While it has yet to be rolled out commercially, research into dual purpose applications that clean air and light public spaces is continuing to develop. Conceived by Hungarian industrial designer Peter Horvath, the Biolamp is a dual function application that serves as both a street light and a smog processing plant. Containing a solution of alga and water at its core, the light sucks in smog from urban streets through a ventilator and processes it through the solution to clean away the carbon, separate the biofuel and pump it to a nearby processing plant for use as a power source.

"The tubes lead the biomass to the closest filler station. Here, biofuel is made for use in environmentally friendly cars. After this, the street lamps should be refuelled with alga."

"The tubes lead the biomass to the closest filler station. Here, biofuel is made for use in environmentally friendly cars. After this, the street lamps should be refuelled with alga," said Horvath. Similar products are also being developed by French company Fermentalg, which was founded by biochemist Pierre Calleja to exploit the carbon harvesting potential of microalgae. The overriding challenge for the concept is for the technology to exist to also power the street light through microalgal photosynthesis, but with a variety of major research currently making advances in the area, the solution may well become a reality.

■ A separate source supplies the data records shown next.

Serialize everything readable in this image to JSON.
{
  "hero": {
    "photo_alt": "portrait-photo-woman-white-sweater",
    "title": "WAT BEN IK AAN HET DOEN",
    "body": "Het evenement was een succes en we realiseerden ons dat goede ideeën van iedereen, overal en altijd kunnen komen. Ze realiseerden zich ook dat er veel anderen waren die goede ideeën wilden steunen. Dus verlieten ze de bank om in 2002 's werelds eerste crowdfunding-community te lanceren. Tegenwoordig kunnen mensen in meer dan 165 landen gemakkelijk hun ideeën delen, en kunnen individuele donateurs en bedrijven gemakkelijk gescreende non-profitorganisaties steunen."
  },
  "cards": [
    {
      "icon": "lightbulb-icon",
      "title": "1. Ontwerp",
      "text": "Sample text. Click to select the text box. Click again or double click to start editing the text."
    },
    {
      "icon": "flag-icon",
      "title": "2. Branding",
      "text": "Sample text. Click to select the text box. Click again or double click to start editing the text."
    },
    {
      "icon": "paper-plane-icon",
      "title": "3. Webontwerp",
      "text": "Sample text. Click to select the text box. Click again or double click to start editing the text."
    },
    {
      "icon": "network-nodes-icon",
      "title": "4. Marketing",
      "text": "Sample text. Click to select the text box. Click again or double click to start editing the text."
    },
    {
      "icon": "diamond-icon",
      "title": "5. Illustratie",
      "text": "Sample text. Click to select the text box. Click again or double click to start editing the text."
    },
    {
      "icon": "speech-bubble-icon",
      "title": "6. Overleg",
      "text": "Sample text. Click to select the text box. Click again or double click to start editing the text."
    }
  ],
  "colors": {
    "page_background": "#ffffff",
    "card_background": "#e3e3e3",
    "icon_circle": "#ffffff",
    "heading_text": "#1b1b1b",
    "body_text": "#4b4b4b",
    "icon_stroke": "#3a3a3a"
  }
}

Building a bridge between highway lighting

When the Chinese city of PingQuan decided that it was time to illuminate a stretch of highway that had previously had no lighting solution it stated that it wanted to make an aesthetic statement but not at extra expense, opting for 105 street lights from UGE equipped with a HoYi! Wind turbine and two 280W solar panels. Having successfully generated all the power required since installed, the lights have borne out no extra costs. "We haven’t had a single issue since they were installed, and people ask about the project all the time," said the procurement manager for PingQuan.

Away from China, the UGE streetlights have been installed to light a play area in Virginia, US, an architecturally renowned bridge in Busan, South Korea, and a customer car park at a Brooklyn, NY, branch of Whole Foods, which claims to be roughly 60% more energy efficient than any grocery store in the US.

The future’s bright for streetlights

From start-ups within universities developing novel conceptual applications for streetlights to the world’s industrial giants updating large-scale public lighting networks city by city, the technology and power base behind streetlights is undergoing significant change.

Alone, the potential to take streetlights off grid and in some cases turn them into net power contributors is of strong appeal to city planners, politicians and businesses with global operations. But there is further appeal from the simple fact that lighting systems in the developed world are outdated and in need of replacement and, in much of the developing world, still being installed for the first time. The day of grid connected systems will endure for the foreseeable future, but its dominance is certainly starting to dim.